◆ **WORKING DATA**:
+--

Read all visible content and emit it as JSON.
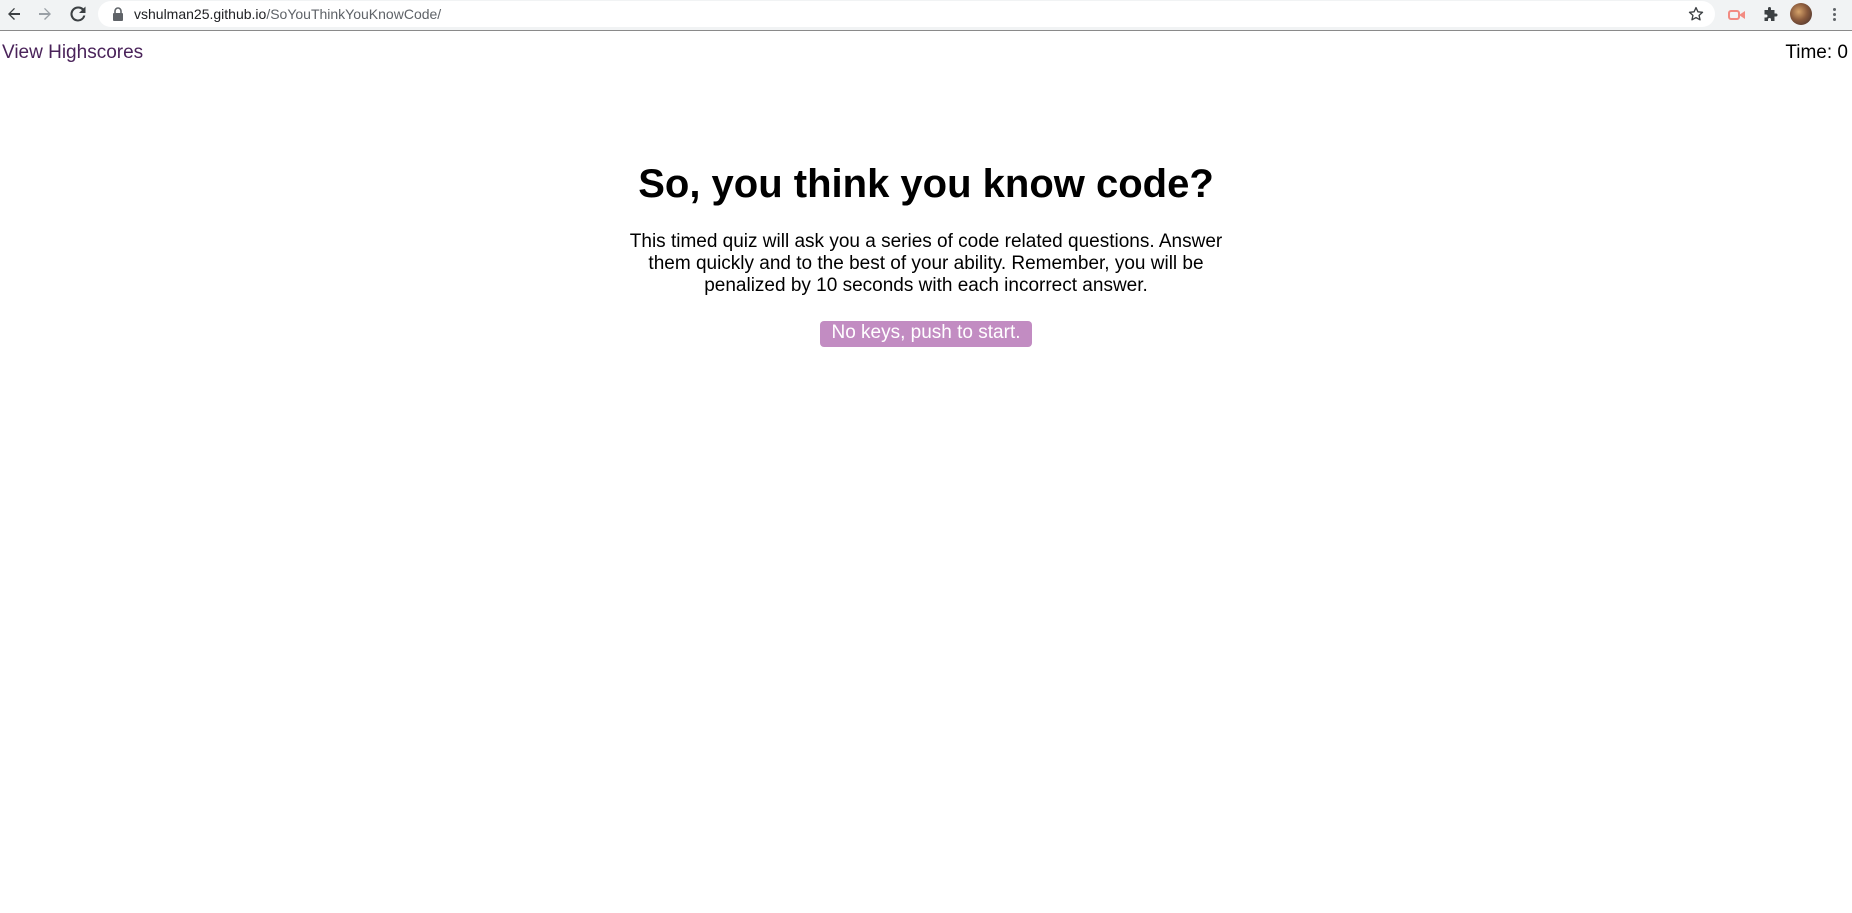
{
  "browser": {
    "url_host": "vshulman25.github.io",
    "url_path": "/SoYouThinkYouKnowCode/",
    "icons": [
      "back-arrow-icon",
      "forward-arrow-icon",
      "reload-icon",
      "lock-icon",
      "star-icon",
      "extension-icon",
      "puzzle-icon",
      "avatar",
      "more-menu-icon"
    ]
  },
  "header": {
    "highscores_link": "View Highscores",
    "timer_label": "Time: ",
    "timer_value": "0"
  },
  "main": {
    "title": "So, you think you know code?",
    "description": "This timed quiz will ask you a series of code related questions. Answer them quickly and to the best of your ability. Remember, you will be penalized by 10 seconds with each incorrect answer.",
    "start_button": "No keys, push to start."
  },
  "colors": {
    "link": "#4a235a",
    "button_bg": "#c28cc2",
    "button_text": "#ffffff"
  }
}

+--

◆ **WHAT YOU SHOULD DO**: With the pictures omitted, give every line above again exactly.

◆ **TASK OUTPUT**:
Read all visible content and emit it as JSON.
{
  "browser": {
    "url_host": "vshulman25.github.io",
    "url_path": "/SoYouThinkYouKnowCode/",
    "icons": [
      "back-arrow-icon",
      "forward-arrow-icon",
      "reload-icon",
      "lock-icon",
      "star-icon",
      "extension-icon",
      "puzzle-icon",
      "avatar",
      "more-menu-icon"
    ]
  },
  "header": {
    "highscores_link": "View Highscores",
    "timer_label": "Time: ",
    "timer_value": "0"
  },
  "main": {
    "title": "So, you think you know code?",
    "description": "This timed quiz will ask you a series of code related questions. Answer them quickly and to the best of your ability. Remember, you will be penalized by 10 seconds with each incorrect answer.",
    "start_button": "No keys, push to start."
  },
  "colors": {
    "link": "#4a235a",
    "button_bg": "#c28cc2",
    "button_text": "#ffffff"
  }
}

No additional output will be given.